_Instructions for the task_
Note how many lines in the entries contain the string "title", then give that number and nothing else.

_The input_
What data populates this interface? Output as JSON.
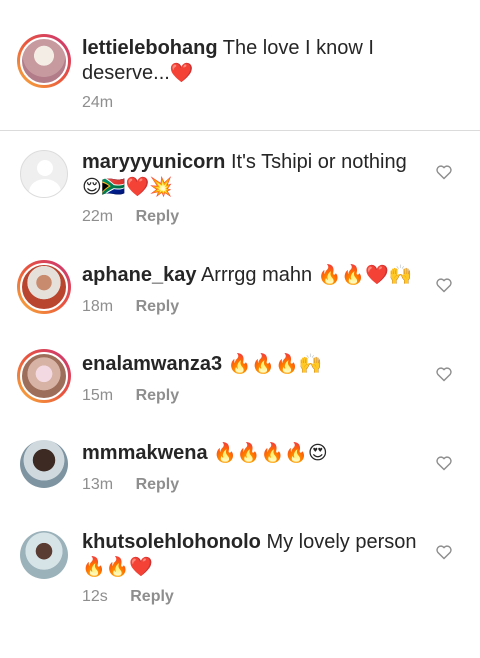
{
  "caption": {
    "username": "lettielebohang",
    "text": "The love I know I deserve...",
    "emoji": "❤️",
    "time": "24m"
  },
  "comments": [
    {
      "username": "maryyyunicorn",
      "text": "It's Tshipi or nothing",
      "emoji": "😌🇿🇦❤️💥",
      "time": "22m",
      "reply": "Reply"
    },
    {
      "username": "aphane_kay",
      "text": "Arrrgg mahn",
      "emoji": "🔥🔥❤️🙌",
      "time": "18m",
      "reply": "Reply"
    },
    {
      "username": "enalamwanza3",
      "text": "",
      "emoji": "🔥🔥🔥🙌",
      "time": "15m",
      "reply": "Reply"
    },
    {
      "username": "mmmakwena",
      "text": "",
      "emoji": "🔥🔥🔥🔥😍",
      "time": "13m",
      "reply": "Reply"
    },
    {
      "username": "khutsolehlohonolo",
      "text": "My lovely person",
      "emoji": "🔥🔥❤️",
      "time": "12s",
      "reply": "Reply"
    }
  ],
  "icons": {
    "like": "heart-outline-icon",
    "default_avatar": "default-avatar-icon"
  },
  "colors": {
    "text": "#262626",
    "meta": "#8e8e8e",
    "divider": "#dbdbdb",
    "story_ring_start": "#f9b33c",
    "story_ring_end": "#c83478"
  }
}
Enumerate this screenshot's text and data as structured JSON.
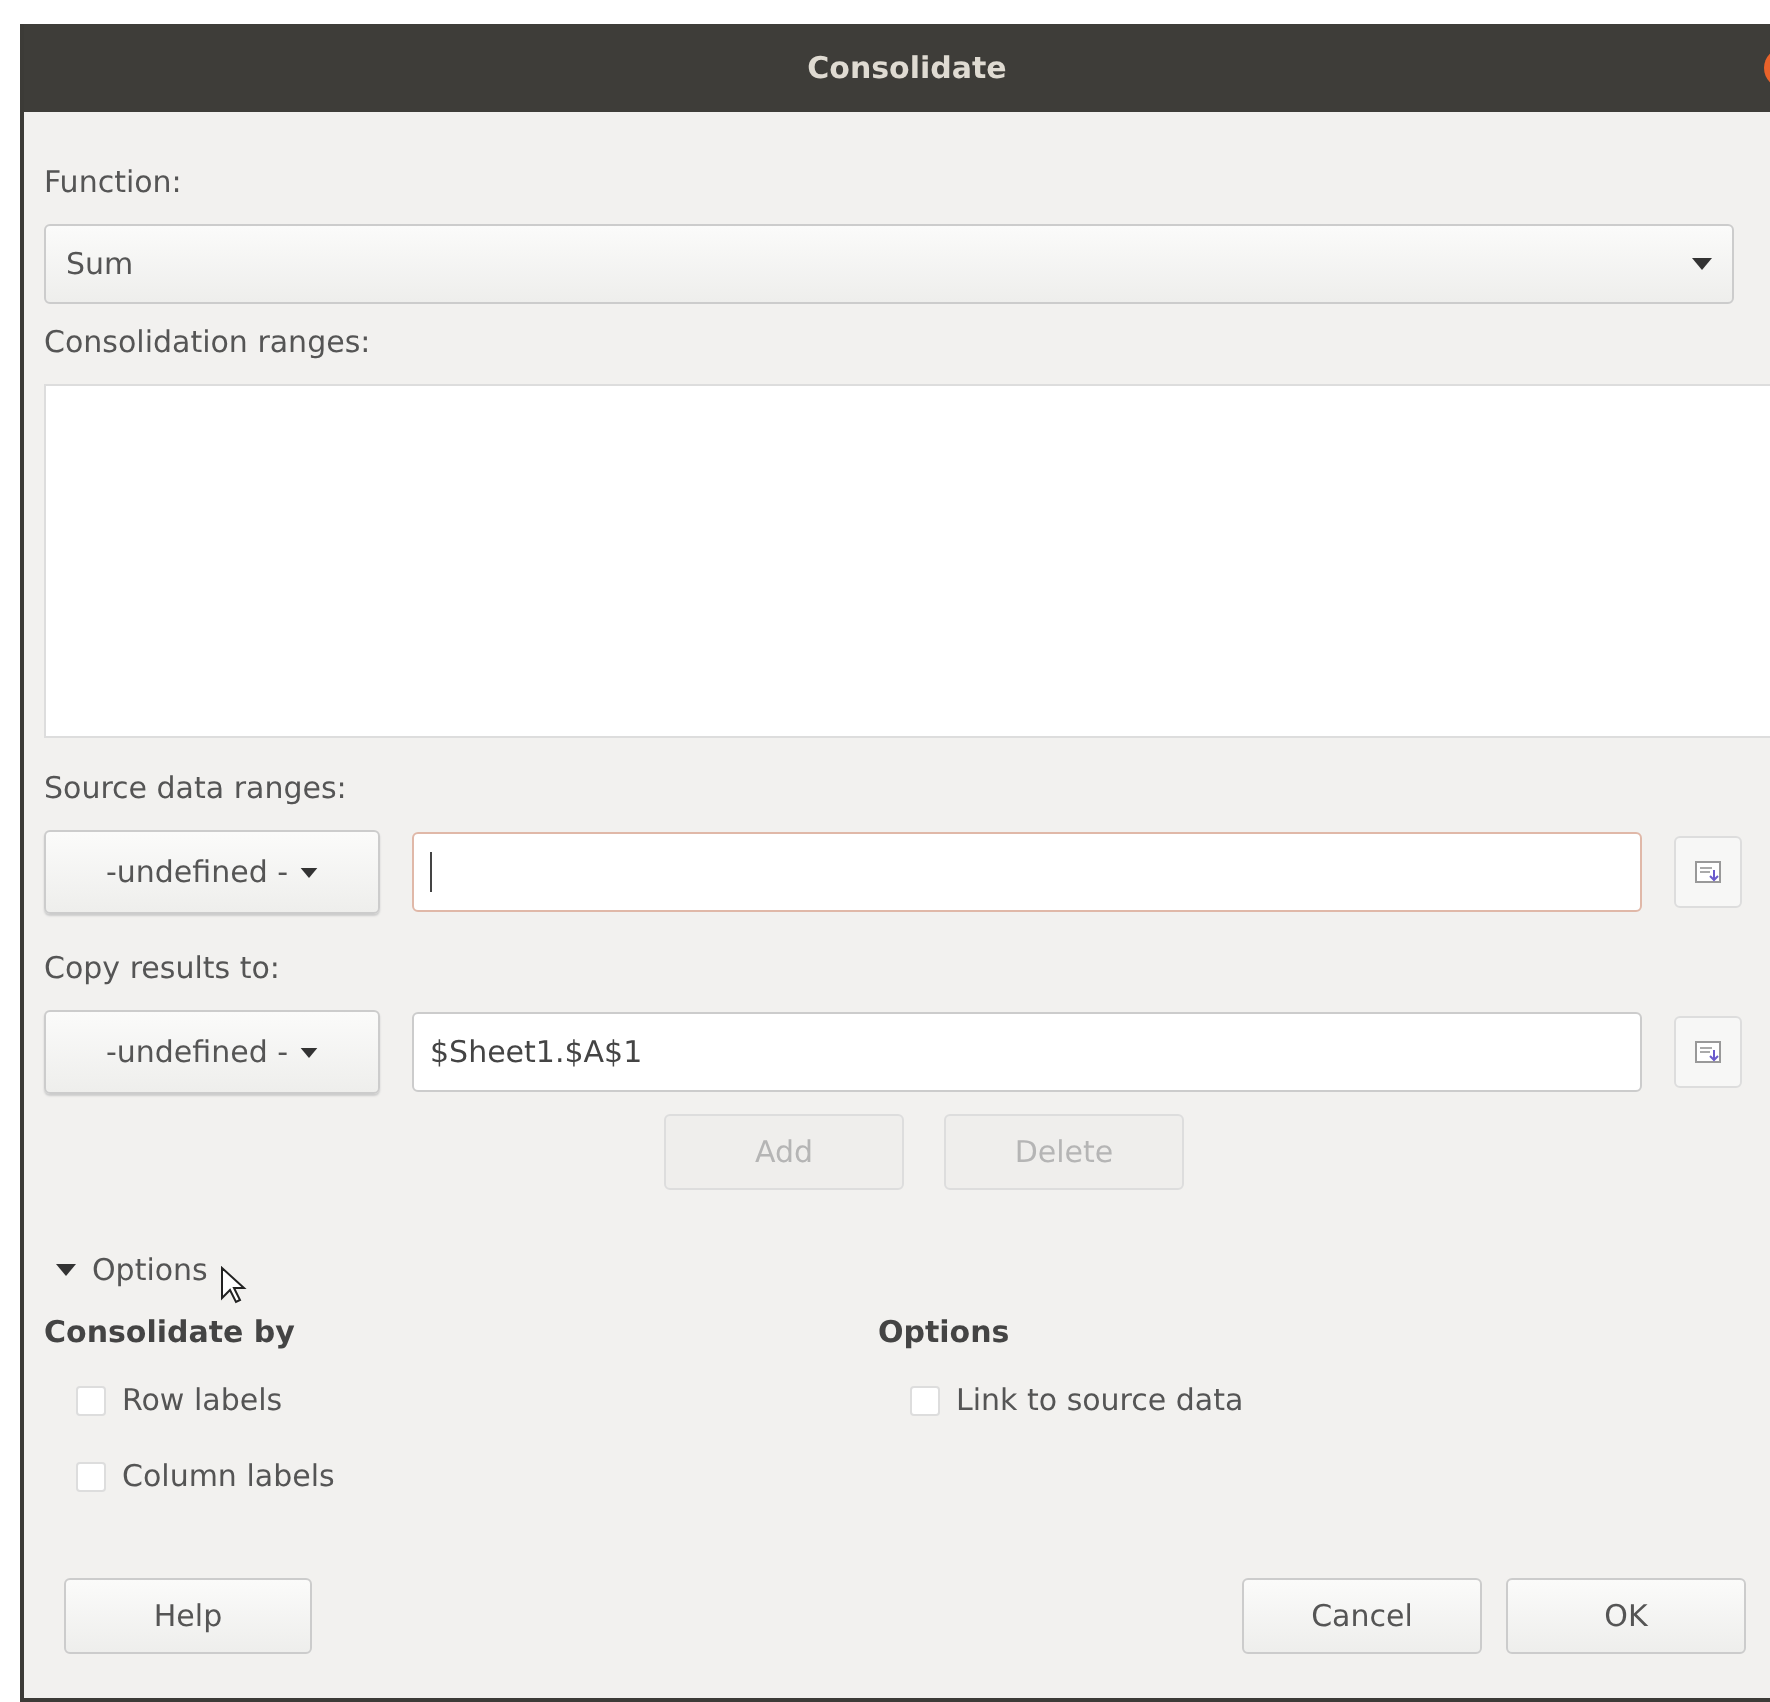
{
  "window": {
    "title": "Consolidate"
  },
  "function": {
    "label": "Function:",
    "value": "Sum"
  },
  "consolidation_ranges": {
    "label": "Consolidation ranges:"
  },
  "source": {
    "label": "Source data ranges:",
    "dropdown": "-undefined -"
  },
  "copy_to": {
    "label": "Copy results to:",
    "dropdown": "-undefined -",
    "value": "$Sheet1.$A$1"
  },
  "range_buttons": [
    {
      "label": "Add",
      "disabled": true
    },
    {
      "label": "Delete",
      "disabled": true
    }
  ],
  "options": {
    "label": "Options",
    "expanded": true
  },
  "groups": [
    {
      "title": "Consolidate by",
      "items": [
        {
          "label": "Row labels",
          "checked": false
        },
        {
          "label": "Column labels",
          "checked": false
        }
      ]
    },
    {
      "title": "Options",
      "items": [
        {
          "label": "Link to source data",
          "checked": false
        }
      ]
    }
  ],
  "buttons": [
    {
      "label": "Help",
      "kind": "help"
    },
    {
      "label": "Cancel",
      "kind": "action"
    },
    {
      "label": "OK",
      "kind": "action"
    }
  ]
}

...

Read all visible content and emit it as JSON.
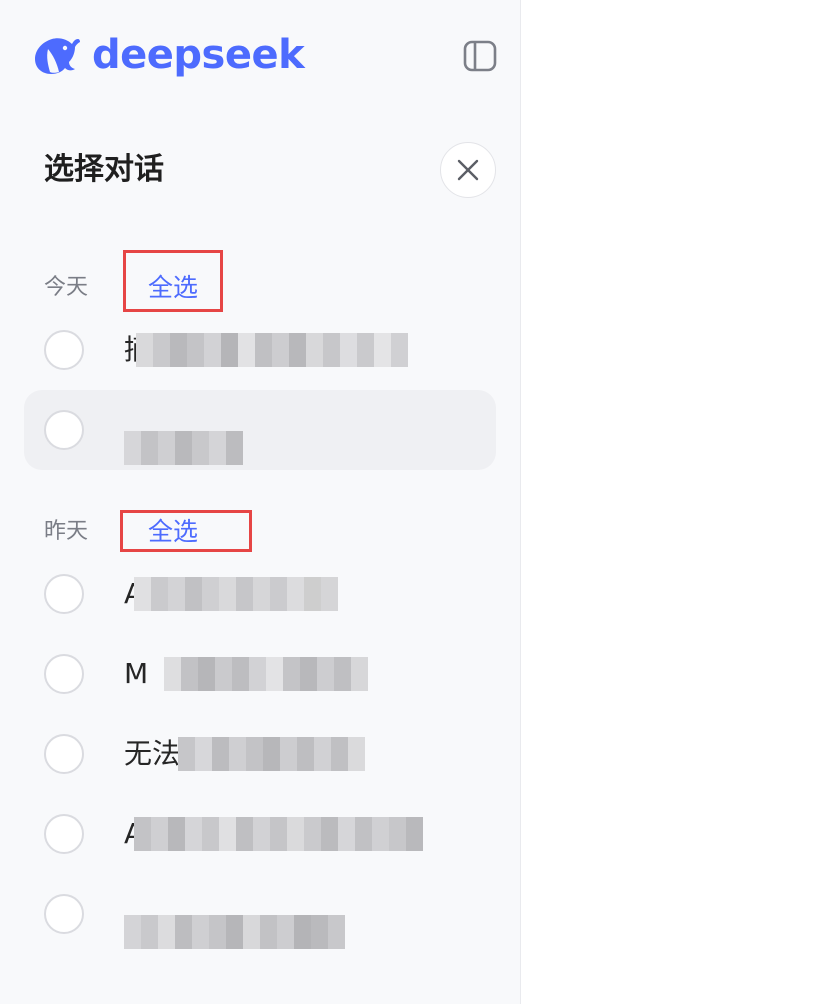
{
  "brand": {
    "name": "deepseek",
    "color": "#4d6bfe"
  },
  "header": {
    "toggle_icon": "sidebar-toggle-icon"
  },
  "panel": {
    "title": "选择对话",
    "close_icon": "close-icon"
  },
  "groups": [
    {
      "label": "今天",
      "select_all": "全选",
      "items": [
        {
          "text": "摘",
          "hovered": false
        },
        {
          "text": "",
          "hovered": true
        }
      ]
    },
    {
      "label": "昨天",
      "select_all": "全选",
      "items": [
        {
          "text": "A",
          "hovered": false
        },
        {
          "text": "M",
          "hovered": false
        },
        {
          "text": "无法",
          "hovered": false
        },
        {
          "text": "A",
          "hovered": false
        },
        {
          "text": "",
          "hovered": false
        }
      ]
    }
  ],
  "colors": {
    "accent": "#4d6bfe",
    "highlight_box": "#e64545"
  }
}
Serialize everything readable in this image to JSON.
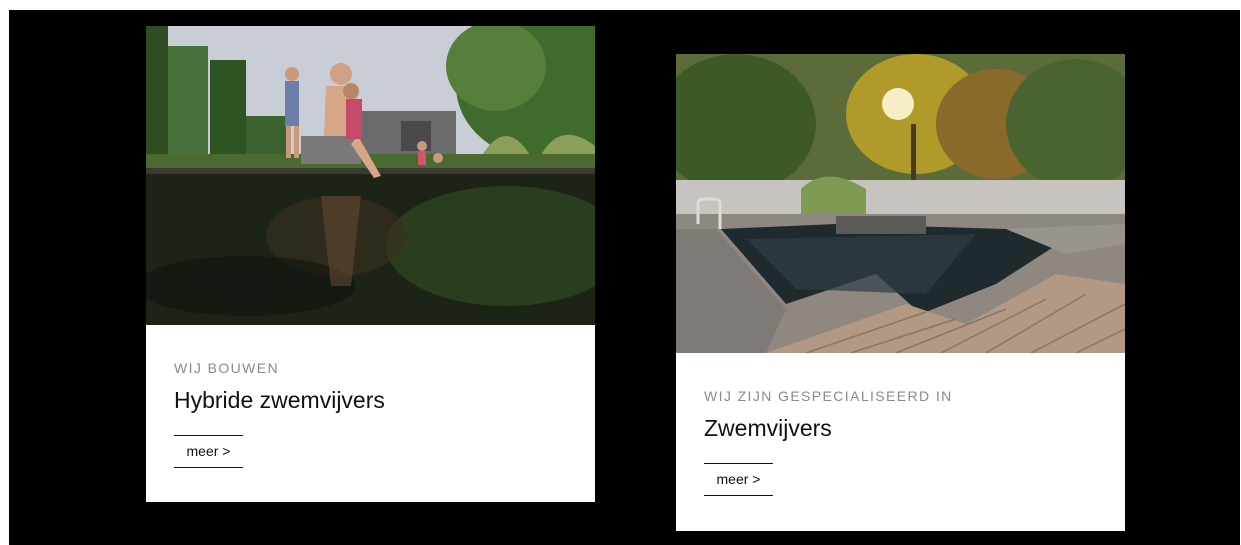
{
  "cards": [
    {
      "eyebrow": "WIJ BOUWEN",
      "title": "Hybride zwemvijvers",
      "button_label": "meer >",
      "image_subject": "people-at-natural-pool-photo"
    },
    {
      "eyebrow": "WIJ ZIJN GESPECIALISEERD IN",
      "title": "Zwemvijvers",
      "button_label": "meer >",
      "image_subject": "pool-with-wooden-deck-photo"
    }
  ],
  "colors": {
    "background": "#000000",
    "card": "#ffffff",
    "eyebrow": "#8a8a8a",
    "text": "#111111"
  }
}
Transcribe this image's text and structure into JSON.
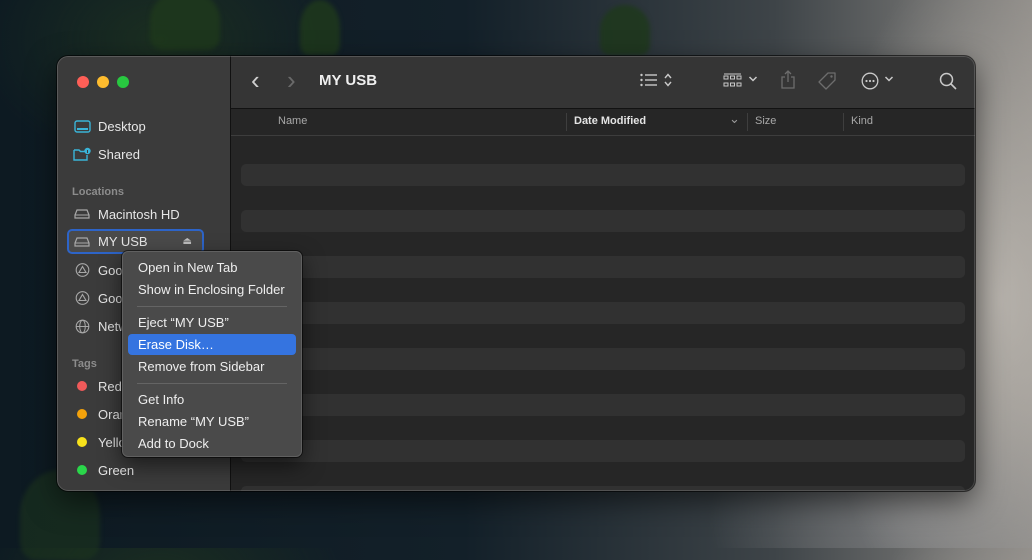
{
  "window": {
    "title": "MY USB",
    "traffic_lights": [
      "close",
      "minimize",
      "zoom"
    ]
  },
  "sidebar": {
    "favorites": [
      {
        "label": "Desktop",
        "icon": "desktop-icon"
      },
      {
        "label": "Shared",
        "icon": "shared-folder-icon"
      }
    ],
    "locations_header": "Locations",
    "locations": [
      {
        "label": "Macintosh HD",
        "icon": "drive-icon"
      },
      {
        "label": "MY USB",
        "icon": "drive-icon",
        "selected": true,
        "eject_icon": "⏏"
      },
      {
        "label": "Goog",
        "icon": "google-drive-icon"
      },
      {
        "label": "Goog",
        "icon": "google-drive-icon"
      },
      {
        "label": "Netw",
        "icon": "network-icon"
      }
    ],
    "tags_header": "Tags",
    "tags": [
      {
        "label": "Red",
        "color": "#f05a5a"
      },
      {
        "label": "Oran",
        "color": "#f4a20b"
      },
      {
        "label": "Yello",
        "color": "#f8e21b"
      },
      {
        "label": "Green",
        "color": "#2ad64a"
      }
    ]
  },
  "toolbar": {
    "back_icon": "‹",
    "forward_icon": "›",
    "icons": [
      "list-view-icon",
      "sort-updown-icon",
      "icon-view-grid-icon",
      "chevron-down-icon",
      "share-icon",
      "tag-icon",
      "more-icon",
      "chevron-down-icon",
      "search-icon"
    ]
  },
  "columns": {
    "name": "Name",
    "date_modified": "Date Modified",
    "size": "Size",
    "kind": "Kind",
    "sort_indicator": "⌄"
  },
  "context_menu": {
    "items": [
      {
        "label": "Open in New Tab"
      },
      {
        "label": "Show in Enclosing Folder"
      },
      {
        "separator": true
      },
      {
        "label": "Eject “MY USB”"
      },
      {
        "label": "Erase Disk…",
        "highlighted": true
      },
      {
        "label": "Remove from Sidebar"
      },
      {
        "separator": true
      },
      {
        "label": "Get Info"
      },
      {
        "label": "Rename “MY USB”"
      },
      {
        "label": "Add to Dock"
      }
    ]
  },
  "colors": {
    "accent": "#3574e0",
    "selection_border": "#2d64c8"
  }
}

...

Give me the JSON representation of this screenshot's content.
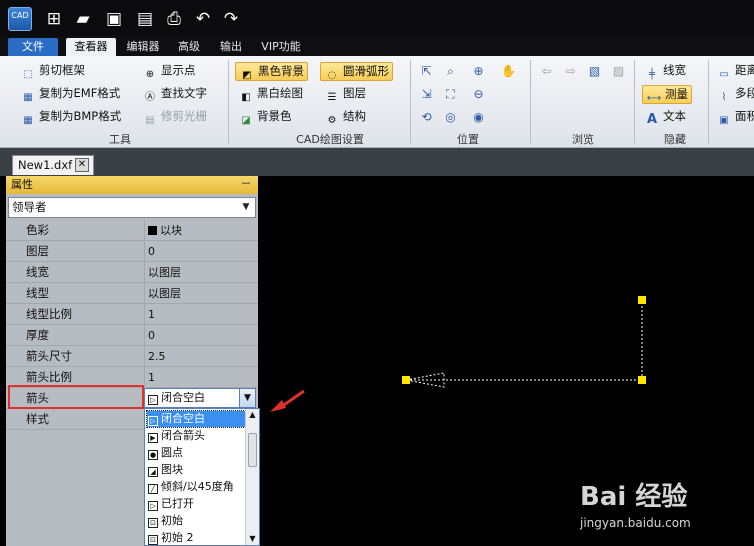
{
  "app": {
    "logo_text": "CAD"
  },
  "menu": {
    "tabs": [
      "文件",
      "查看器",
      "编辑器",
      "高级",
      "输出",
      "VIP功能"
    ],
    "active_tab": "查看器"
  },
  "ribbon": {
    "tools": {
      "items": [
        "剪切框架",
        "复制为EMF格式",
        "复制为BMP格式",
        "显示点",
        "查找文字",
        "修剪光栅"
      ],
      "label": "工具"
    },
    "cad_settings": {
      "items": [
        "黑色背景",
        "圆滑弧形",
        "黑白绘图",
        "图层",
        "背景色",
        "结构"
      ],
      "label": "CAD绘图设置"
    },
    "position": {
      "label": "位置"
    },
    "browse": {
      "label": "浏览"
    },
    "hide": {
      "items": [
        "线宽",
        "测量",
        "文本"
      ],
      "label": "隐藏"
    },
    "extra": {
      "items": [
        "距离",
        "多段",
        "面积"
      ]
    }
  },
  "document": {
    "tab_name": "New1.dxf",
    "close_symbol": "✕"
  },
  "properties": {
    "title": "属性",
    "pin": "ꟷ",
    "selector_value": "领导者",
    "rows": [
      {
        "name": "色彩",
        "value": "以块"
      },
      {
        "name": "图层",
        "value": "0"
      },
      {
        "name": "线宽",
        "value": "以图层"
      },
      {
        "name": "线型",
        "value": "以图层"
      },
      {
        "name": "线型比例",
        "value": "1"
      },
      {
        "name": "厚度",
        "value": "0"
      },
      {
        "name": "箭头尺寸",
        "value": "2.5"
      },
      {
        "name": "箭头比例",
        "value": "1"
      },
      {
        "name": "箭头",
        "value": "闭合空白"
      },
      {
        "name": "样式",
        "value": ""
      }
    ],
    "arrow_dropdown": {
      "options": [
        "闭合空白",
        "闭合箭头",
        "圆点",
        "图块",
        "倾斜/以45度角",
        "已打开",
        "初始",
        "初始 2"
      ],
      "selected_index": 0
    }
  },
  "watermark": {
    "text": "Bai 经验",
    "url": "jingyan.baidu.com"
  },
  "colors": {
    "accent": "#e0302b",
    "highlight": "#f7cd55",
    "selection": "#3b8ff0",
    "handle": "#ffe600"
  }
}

_Answer space_
8